Inititally, Weisz’s re-entry into this select community gives us an anthropological stand-point, seeing the quirks of their community as markedly different from the life she lives in New York. Ronit is obstinate and stubborn, clearly resentful of having returned at all, but driven by her love for and duty to her father. She has clearly been burned by the community she grew up in and she is greeted exactly by the reaction she was expecting from them. But just as the community are on the verge of being demonised, the narrative focus shifts over to Esti, where we see it in a whole new light.
McAdams gives a brilliantly nuanced performance as a woman torn between the two opposing forces in her life.

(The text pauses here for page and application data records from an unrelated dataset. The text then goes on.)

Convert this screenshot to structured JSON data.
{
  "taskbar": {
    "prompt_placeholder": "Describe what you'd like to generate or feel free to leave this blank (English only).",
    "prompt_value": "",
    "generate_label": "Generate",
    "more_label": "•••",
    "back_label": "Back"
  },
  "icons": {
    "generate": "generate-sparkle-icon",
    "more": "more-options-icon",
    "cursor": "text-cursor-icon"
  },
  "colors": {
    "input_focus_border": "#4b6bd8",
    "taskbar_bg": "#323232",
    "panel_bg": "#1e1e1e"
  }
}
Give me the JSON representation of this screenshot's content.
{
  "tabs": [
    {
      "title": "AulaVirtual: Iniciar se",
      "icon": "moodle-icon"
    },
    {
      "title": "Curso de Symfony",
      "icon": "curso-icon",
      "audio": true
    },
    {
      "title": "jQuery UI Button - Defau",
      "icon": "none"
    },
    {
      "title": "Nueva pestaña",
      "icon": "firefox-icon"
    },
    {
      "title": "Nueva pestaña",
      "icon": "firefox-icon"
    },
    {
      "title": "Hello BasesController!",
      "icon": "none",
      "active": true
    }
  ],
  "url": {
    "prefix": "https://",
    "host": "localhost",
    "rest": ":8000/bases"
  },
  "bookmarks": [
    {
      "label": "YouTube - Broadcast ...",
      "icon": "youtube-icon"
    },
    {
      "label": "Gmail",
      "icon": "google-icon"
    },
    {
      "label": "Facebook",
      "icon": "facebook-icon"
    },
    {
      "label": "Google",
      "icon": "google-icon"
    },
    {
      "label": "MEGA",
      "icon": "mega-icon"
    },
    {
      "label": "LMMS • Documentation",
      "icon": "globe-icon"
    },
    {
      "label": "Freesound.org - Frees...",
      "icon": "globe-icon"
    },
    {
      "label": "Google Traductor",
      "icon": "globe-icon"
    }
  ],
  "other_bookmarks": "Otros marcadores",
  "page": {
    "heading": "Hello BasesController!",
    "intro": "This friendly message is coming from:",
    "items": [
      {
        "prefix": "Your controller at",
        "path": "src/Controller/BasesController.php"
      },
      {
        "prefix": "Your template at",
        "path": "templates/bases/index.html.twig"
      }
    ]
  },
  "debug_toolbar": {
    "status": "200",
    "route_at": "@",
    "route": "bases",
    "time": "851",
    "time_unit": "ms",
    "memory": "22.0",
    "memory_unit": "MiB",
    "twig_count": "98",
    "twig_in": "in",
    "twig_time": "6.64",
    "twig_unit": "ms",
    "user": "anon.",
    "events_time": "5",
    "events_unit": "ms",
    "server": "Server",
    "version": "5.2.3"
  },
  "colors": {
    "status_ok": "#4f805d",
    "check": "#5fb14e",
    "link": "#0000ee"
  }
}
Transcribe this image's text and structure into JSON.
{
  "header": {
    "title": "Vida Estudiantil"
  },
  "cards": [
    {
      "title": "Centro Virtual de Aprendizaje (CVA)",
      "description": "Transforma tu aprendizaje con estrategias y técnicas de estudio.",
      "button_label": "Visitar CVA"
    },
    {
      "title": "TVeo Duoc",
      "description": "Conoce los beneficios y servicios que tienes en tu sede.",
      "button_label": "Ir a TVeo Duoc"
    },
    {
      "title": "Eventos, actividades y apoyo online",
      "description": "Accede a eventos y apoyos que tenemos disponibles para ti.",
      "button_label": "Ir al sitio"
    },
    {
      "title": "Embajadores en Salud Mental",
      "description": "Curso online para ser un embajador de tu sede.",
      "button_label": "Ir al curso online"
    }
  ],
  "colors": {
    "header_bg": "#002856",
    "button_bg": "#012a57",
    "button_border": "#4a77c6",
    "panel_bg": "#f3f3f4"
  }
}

Her faith as a Jew is palpable; she wants to be a part of her community and she doesn’t want to have to leave it behind. However, her feelings toward Ronit are in strict opposition to this. Additionally, she has married a man highly active in her faith, but she knows that she did it in an attempt to make the best of the situation that Ronit left behind when she left. Initially it was Ronit that was driving the narrative, but it becomes increasingly clear that really this is Esti’s story, tackling the problems she had long ago buried beneath the expectations of her community.
The chemistry between the pair is electric and for a film relies so much on the unsaid, when we do see the pair engaged in coitus the result is animal and visceral. The film’s title claims that the actual existence of their relationship is an act of disobedience against the community, but that goes a long way to undermine the feelings they have for one another. Their relationship was never political in intent; instead, Esti has been nothing but obedient and when she finally does stand up for herself, her manner is still one of compromise. Where the film begins with our pity for Esti, by the end it’s clear that her religious obeisance is definitely a choice and her compliance comes from a place of faith.
The film also manages to take an effective snapshot of life as a London Orthodox Jew. It opens in the synagogue with a speech from the Rav, much remiscent of the opening shot of Mike Nichols’ Angels In America, but from there we see an intriguing insight into the community; its traditions, foods, gatherings, rituals, clothing and relationships. Also, the music is used diegetically within their worship and then bleeds out through the rest of the film, underpinning the story with intense and eerie choral pieces that gives the movie added poignance that underlines the characters’ inner turmoil. Similarly, Nivola’s performance as Dovid finds a disquieting equilibrium between compassion and pride, which when played alongside the story of his wife finding love elsewhere, makes him a much more likeable character than you might expect. Though slow at times, Disobedience is a gutsy film that gives a fascinating glimpse behind the curtain of a community so rarely depicted on screen.
OUT IN CINEMAS 30TH NOVEMBER 2018, RELEASED BY CURZON ARTIFICIAL EYE